How To Cover The War Of The Waleses

PREPARING TO COVER A ROYAL divorce is a little like deploying for a war: you have to have the right forces ready at the right time. In the fall of 1994, Foreign Editor Nancy Cooper concluded (a bit prematurely, as it turned out) that the Prince and Princess of Wales might well divorce within the coming year. As she and London bureau chief Daniel Pedersen began to plan NEWSWEEK'S own reporting on the impending split, they drew up a list of the very best British royal-watchers, who could make unique contributions to the coverage. One obvious name was that of Andrew Morton, whose book, "Diana-Her True Story," had opened the floodgates of royal indiscretion in 1992. Another was veteran broadcast journalist Jonathan Dimbleby, Prince Charles's authorized biographer. Pedersen managed to sign up both of them.

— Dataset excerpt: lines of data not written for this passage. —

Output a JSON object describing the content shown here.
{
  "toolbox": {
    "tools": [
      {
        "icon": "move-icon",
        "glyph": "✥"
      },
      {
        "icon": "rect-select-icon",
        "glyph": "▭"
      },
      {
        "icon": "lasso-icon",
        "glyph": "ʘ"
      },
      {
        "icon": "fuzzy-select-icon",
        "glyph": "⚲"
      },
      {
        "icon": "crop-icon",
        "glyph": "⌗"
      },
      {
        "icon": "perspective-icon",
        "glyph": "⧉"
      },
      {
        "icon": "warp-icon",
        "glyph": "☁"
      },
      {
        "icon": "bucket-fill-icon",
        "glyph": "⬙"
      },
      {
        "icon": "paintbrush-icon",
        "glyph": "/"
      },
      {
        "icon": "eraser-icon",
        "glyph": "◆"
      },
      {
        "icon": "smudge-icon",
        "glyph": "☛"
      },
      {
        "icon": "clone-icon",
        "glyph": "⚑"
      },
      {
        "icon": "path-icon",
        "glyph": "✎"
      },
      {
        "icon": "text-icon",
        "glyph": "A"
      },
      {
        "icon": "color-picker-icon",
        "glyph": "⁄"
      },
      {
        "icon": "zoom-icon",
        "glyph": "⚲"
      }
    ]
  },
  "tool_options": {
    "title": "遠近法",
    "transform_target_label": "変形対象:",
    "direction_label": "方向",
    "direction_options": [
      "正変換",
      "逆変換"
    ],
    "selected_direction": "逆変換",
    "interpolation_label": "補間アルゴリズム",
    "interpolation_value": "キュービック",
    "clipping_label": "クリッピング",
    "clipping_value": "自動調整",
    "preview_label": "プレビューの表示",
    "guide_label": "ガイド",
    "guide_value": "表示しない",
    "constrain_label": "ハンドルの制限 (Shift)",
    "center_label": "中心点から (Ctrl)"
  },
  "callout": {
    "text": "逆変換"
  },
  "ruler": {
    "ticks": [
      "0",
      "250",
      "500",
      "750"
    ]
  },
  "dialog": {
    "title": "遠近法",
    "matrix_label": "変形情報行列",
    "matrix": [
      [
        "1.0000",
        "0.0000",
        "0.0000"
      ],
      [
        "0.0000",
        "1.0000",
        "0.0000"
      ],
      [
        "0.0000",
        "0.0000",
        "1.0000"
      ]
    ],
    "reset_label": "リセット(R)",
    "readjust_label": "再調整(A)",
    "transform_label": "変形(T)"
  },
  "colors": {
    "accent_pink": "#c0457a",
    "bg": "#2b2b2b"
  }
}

Morton's contribution, an article entitled "Diana-Her Life Alone," appeared in the Dec. 4, 1995, issue of NEWSWEEK, after the princess gave a stunning television interview in which she talked about bulimia, depression and infidelity (her own and her husband's), and warned that she wouldn't "go quietly." Last week, with Diana finally agreeing to a divorce but still arguing over the terms, Cooper and Pedersen deployed the rest of their forces. Dimbleby has not written or spoken publicly about Prince Charles since 1994, when he published his biography, "The Prince of Wales," and interviewed Charles on television, eliciting a memorable confession of adultery. In this issue of NEWSWEEK, Dimbleby writes, with sympathetic detachment, about the prince's messy past and what the future might hold for him.

Steadily scouting for talent, Pedersen also signed up author Sarah Bradford, a viscountess whose new book, "Elizabeth, a Biography of Britain's Queen," will be published in America next month. She is joined by a distinguished American in London, Harold Brooks-Baker, publishing director of Burke's Peerage, the definitive guide to the aristocracy. Pedersen marshaled the special contributors while doing his own reporting on the royal family-and coping with the rest of the news, including the resumption of IRA bombing in London and the ensuing negotiations on Nor-them Ireland. His only complaint is that he had to endure "a very embarrassing photo session in front of Buckingham Palace," where his picture was taken for this article. Pedersens next posting will have its own challenges. He'll be moving to Atlanta this summer-just in time for the 1996 Olympics.